Pavel has added more trays on the table at which Tony the American, the skeleton, the tiny blond guy with the fear of stealing his bike wheels, the Moon Rabbit and Martin Luther now sat all together. Dinner has officially begun, candles perfectly lit, a Pogues record spinning by itself on the stardust-driven turntable, magic on magic.

So what was that Christmas dinner? What exactly? Who were they… before? Did anything happen later? Nothing, probably nothing, we don’t know. This story ends here. It is Christmas. Like for everyone, even for those five half-dead, half-spirits, half-weirdos, suddenly thrown where they couldn’t foresee, they were entitled to a Christmas with their family, with no downside if the family is new, unknown, open. Around a table, with a sufficient number of candles, every story can be interesting, every kindness appreciated, every hearth can heat. Everyone is better at Christmas, consciously and unconsciously, with the hope it will last for three hundred and sixty-five days ahead. The miserable, even at Christmas, will have very little hope of spending a good year until next Christmas, as St. George also said at the time of the Inquisition, the mysteries, the castle. But own there in the dining room, Tony the American now was doing nothing but telling dirty jokes, with the Moon Rabbit laughing with the power of thunder, making the whole table shake in contact with his lunar fat. The blond guy had slightly released the grip on the wheels of his bicycle, also because he needed his hands to eat. The skeleton was pouring wine and making toasts, burned ones, celebrating the unknown absent commensal, the thin, the fat, the hanged and the survivor, his words of honour. He likes to gossip, he knew some shady people, still alive … he usually goes into their dreams to let them confess to him, as an informal priest, for work, for some extra money, and it would be so nice to know more about it. When dried fruit was served, Martin Luther picked up the guitar and played some late medieval songs, gems in the melody and frightening for the clairvoyance of the birth and the death of Jesus.

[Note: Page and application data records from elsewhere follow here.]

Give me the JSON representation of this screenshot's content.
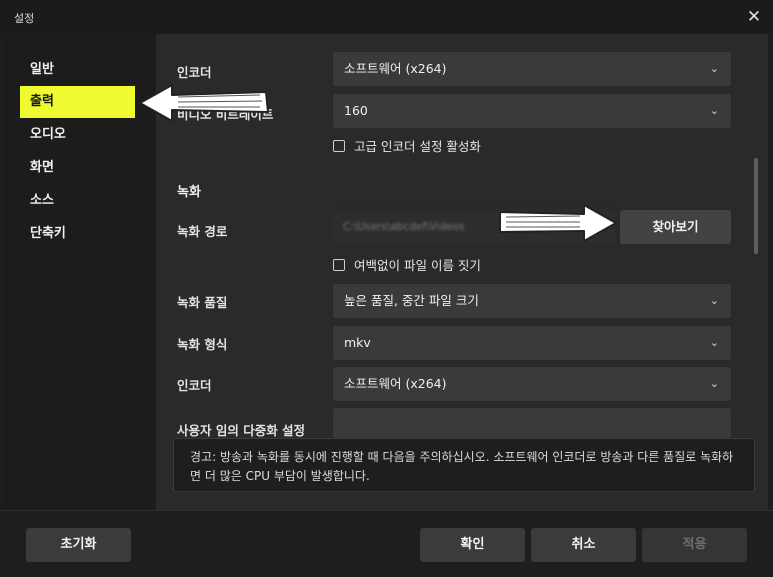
{
  "window": {
    "title": "설정",
    "close_glyph": "✕"
  },
  "sidebar": {
    "items": [
      {
        "label": "일반",
        "active": false
      },
      {
        "label": "출력",
        "active": true
      },
      {
        "label": "오디오",
        "active": false
      },
      {
        "label": "화면",
        "active": false
      },
      {
        "label": "소스",
        "active": false
      },
      {
        "label": "단축키",
        "active": false
      }
    ]
  },
  "streaming": {
    "encoder_label": "인코더",
    "encoder_value": "소프트웨어 (x264)",
    "bitrate_label": "비디오 비트레이트",
    "bitrate_value": "160",
    "advanced_checkbox": "고급 인코더 설정 활성화"
  },
  "recording": {
    "section_title": "녹화",
    "path_label": "녹화 경로",
    "path_value": "C:\\Users\\abcdef\\Videos",
    "browse_button": "찾아보기",
    "no_space_checkbox": "여백없이 파일 이름 짓기",
    "quality_label": "녹화 품질",
    "quality_value": "높은 품질, 중간 파일 크기",
    "format_label": "녹화 형식",
    "format_value": "mkv",
    "encoder_label": "인코더",
    "encoder_value": "소프트웨어 (x264)",
    "mux_label": "사용자 임의 다중화 설정"
  },
  "warning_text": "경고: 방송과 녹화를 동시에 진행할 때 다음을 주의하십시오. 소프트웨어 인코더로 방송과 다른 품질로 녹화하면 더 많은 CPU 부담이 발생합니다.",
  "footer": {
    "reset": "초기화",
    "ok": "확인",
    "cancel": "취소",
    "apply": "적용"
  },
  "icons": {
    "chevron": "chevron-down-icon",
    "annotation_arrows": "hand-drawn-arrow-icon"
  },
  "colors": {
    "active_tab": "#f0fa30",
    "background": "#2a2a2a"
  }
}
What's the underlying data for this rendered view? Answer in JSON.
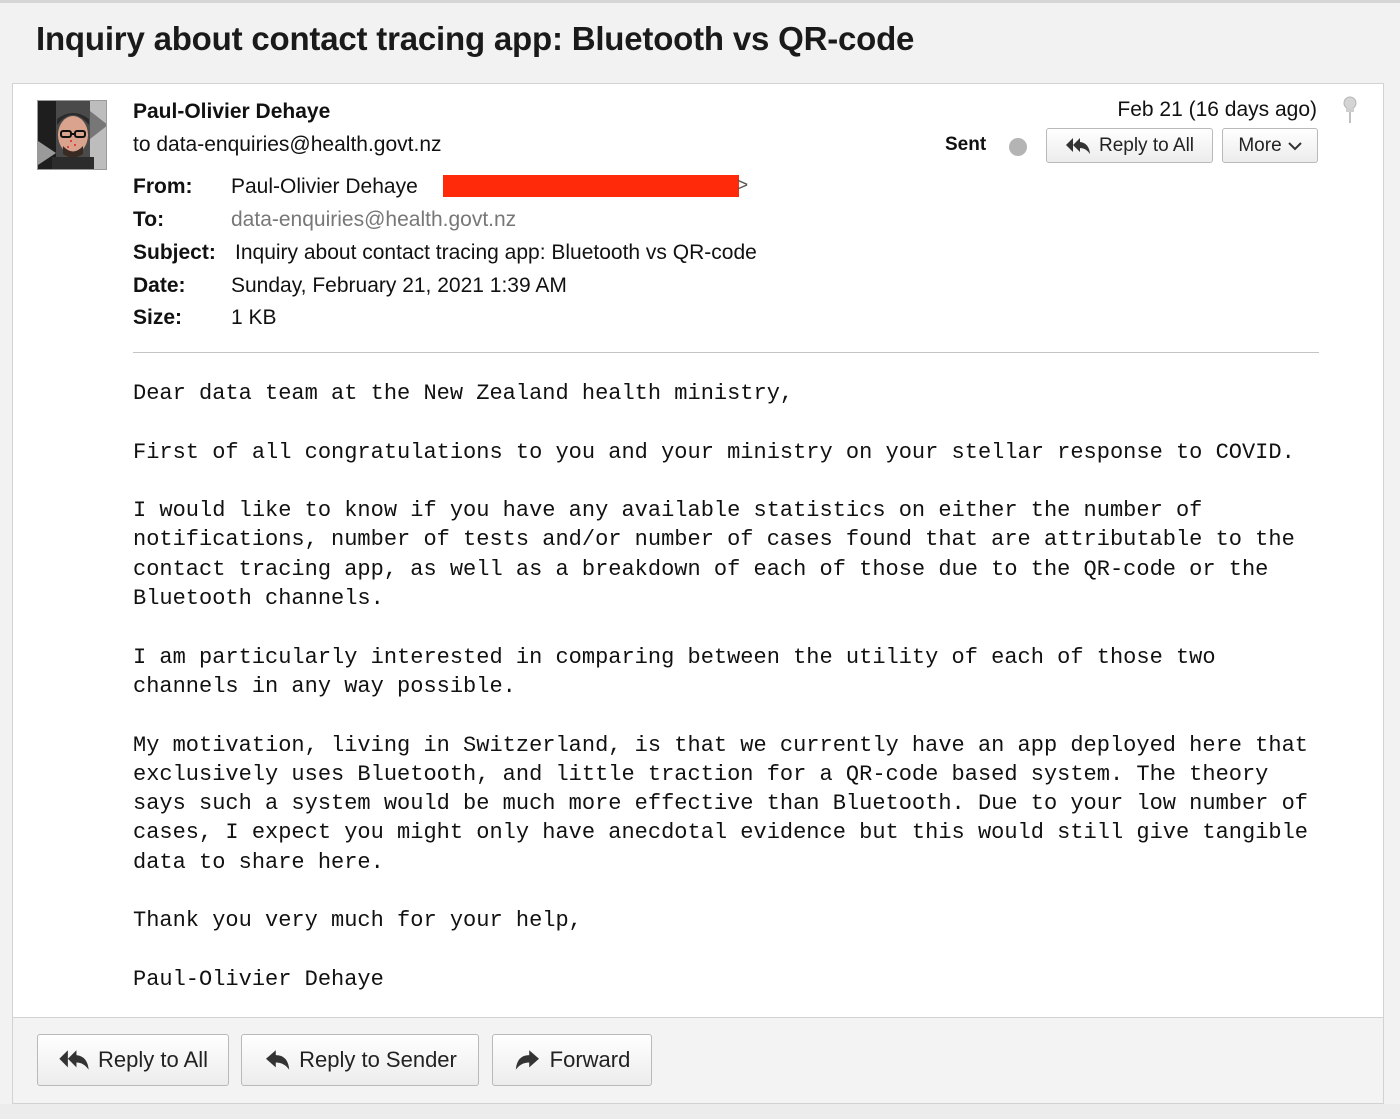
{
  "email": {
    "subject_title": "Inquiry about contact tracing app: Bluetooth vs QR-code",
    "sender_name": "Paul-Olivier Dehaye",
    "to_summary": "to data-enquiries@health.govt.nz",
    "date_short": "Feb 21 (16 days ago)",
    "status_label": "Sent",
    "buttons": {
      "reply_all_top": "Reply to All",
      "more": "More",
      "reply_all_bottom": "Reply to All",
      "reply_sender": "Reply to Sender",
      "forward": "Forward"
    },
    "headers": {
      "from_label": "From:",
      "from_value": "Paul-Olivier Dehaye",
      "from_tail": ">",
      "to_label": "To:",
      "to_value": "data-enquiries@health.govt.nz",
      "subject_label": "Subject:",
      "subject_value": "Inquiry about contact tracing app: Bluetooth vs QR-code",
      "date_label": "Date:",
      "date_value": "Sunday, February 21, 2021 1:39 AM",
      "size_label": "Size:",
      "size_value": "1 KB"
    },
    "body": "Dear data team at the New Zealand health ministry,\n\nFirst of all congratulations to you and your ministry on your stellar response to COVID.\n\nI would like to know if you have any available statistics on either the number of\nnotifications, number of tests and/or number of cases found that are attributable to the\ncontact tracing app, as well as a breakdown of each of those due to the QR-code or the\nBluetooth channels.\n\nI am particularly interested in comparing between the utility of each of those two\nchannels in any way possible.\n\nMy motivation, living in Switzerland, is that we currently have an app deployed here that\nexclusively uses Bluetooth, and little traction for a QR-code based system. The theory\nsays such a system would be much more effective than Bluetooth. Due to your low number of\ncases, I expect you might only have anecdotal evidence but this would still give tangible\ndata to share here.\n\nThank you very much for your help,\n\nPaul-Olivier Dehaye"
  },
  "icons": {
    "reply_all": "reply-all-icon",
    "reply": "reply-icon",
    "forward": "forward-icon",
    "more_chevron": "chevron-down-icon",
    "pin": "pin-icon",
    "status_dot": "status-dot"
  },
  "colors": {
    "redaction": "#ff2a0a",
    "status_dot": "#b4b4b4",
    "to_value": "#777777"
  }
}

After dinner, this exceptional Sagrada Familia together with Pavel the cook, will take an infernal a coal-powered lift to go two hundred floors down, for the Christmas bingo. Some anticipations leaked: a reproduction of Jimi Hendrix’s scalp, the alleged Dante’s big nose and both ears of Alan Turing will be the main prizes. But this will be another story, I can’t tell you everything right now, I have to welcome my guests. Merry Christmas, folks.




25% author, 25% composer, 20% musician, 10% IT manager, 20% imagination.

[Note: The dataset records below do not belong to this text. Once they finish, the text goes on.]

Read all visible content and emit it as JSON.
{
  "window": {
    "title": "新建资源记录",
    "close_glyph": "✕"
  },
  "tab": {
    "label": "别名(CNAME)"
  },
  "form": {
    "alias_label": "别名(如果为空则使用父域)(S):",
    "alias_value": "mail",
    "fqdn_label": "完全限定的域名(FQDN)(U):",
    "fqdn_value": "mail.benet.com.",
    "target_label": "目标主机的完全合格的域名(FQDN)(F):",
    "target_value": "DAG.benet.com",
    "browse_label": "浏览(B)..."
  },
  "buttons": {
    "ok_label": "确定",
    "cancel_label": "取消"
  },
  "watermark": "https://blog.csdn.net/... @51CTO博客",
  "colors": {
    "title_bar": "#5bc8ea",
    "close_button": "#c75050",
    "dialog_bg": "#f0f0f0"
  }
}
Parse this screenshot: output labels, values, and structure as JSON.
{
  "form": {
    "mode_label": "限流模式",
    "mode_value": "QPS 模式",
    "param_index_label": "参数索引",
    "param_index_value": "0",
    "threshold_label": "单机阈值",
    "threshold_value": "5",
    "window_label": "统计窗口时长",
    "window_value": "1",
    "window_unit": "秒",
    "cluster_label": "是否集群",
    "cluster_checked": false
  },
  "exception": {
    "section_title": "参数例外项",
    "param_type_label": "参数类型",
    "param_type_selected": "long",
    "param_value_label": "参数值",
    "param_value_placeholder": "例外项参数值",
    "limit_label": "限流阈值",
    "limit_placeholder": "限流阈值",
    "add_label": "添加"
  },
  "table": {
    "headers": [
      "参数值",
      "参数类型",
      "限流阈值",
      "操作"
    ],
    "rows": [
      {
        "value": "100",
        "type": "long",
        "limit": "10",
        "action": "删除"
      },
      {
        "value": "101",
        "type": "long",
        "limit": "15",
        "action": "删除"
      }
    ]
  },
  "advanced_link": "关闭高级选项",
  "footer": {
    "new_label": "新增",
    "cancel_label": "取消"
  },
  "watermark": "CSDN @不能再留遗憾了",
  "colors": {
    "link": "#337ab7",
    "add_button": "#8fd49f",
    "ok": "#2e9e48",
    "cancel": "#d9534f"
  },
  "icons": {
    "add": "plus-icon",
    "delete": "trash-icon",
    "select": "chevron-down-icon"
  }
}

Love podcasts or audiobooks? Learn on the go with our new app.

Recommended from Medium

DM// D // NOVA

The Debtor’s Maze

It Was Never Supposed To Be This Way


Triangle Ghost | Part Two (Professional Drunks/Booze-Muda Triangle)

Bottle of Fairy Dust and Tears

Get the Medium app

A button that says 'Download on the App Store', and if clicked it will lead you to the iOS App store
A button that says 'Get it on, Google Play', and if clicked it will lead you to the Google Play store
Ivan Perilli

Ivan Perilli

25% author, 25% composer, 20% musician, 10% IT manager, 20% imagination.

More from Medium

First Lessons in Class and Wealth

Adios! to My Home of Many Years to Start a Fresh New Life 1000 Miles Away

A toy house with a key on a fob next to it.

Does Your Team Need Money Now That Youth Sports are Resuming?

First Day: Exploring the Mountains